Color, 2015, 96m.
Directed by Justin Trefgarne
Starring Elliot Cowan, Elodie Yung, Robert Bathurst, James Callis, Nicky Henson, Harry Lloyd, Rufus Wright, Kerry Shale, Jonathan Pryce, Cosima Shaw
Scream Factory (Blu-ray & DVD) (US RA/R1 HD/NTSC) / WS (2.35:1) (16:9)


A pastiche of pretty much every cinematic sci-fi elements since 1982's Blade Runner with a heavy dash of H.G. Wells thrown in (the word "morlock" plays a pivotal role), this film is mostly admirable as a stab at indie movie making with partial Kickstarter funding. It looks fantastic (apart from an over reliance on swaying hand-held photography in many interior scenes), and it certainly makes you believe the environment into which you've been plunged. Unfortunately the characters are so humorless and drab that it makes the plot's shortcomings stand out more than they should (though old pros Pryce and Nicky Henson give it a good shot), and though he looks like an action/sci-fi hero, Cowan doesn't get to do much besides sulk and ask a lot of questions. If you're a sci-fi movie fanatic this should fit the bill on a slow evening, but prepare to grade it on a very generous scale.

In 2044, the vast majority of the population supports the complete legalization of drugs of any kind -- which is a boon for biggest manufacturer, Ambro Corp., run by gravel-voiced founder Todd Ambro (Battlestar Galactica's Callis). As some hackers try to pull of some kind of nasty stunt in his headquarters, we flash back two decades to find out how this state of events came about in London as seen through the eyes of Frank Grieves (Cowan), a "dreck" Narcopolischarged with keeping unlicensed drugs off the streets. A struggling addict himself, Frank is dealing with an unraveling family life at home but faces an even bigger challenge courtesy of an unidentifiable body with half its Narcopolishead missing. His investigation soon winds him through a dour cast of characters including Ambro's wife (Shaw), a Russian scientist (Pryce) with a strong aversion to technology, and a mystery woman named Eva (Yung) who knows far more than she's telling and holds the key to a major revelation that spins the story in an entirely different direction.

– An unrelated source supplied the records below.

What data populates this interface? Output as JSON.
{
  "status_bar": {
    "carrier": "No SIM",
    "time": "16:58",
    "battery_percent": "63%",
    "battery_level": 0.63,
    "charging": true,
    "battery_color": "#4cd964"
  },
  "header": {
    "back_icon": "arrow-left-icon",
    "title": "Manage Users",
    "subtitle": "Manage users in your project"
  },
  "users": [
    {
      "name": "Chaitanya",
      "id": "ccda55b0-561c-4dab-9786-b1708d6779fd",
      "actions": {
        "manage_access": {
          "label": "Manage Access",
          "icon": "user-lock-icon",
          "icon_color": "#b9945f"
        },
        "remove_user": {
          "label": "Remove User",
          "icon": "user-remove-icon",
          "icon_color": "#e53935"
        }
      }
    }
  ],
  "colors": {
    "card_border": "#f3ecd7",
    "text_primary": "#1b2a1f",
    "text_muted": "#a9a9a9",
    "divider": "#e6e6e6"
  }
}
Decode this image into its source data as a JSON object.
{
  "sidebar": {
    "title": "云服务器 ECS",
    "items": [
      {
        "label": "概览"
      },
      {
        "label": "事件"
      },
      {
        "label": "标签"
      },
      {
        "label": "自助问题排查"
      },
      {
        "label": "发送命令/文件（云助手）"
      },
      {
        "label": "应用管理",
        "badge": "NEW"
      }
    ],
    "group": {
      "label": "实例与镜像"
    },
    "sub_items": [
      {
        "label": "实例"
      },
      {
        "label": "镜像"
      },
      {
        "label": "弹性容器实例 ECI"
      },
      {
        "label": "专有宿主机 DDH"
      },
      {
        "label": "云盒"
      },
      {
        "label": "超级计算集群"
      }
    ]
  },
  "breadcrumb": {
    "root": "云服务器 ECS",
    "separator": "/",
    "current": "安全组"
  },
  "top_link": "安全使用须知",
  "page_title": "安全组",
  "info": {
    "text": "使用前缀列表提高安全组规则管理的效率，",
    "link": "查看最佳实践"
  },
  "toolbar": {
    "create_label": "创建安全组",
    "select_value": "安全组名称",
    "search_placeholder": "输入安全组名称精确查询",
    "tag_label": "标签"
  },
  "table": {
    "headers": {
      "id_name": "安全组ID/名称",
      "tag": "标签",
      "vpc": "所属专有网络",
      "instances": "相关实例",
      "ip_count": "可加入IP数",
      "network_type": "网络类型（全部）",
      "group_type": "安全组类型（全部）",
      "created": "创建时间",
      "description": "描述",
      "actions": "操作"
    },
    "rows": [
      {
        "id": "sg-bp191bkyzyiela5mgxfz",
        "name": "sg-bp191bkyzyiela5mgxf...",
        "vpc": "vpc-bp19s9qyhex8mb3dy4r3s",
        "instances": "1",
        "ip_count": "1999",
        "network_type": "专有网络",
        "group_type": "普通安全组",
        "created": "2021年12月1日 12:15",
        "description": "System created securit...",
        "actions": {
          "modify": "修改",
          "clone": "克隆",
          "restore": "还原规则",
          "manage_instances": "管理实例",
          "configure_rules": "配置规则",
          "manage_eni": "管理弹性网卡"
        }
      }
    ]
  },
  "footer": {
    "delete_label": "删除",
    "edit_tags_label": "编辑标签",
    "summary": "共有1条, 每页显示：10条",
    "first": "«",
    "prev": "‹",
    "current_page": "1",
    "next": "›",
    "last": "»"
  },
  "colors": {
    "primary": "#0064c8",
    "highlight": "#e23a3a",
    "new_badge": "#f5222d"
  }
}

The Scream Factory Blu-ray and DVD releases via the IFC Midnight imprint looks as great as you'd expect for a 2015 title, with robust DTS-HD MA 5.1 and 2.0 mixes offering plenty of support for the almost nonstop electronic score (which, like some of the city visuals, may remind you of Tron: Legacy). Optional English subtitles are also included, and a third audio track features a commentary by director Justin Trefgame covering everything from paranoid cinematic influences like The Parallax View to the problems with overstuffing your actors' lines with technical jargon. He chatters almost nonstop with plenty of interesting stories for the first 70 minutes or so (including a funny story about the worst possible time they could've used a prop knife for an exterior shoot), but he runs out of gas near the end before explaining how he came up with the interesting closing moments. Also included is a 16-minute featurette about the making of the film with Trefgame, Cowan, Pryce, Callis, actor Robert Bathurst (who has the silliest role in the film), exec producer Eldar Tuvey and others chatting about their thoughts on the film and its script in the usual EPK fashion with a few bits of behind-the-scenes footage. There's also a 3-minute deleted scene from the 2044 section and a theatrical trailer.

Reviewed on March 11, 2016.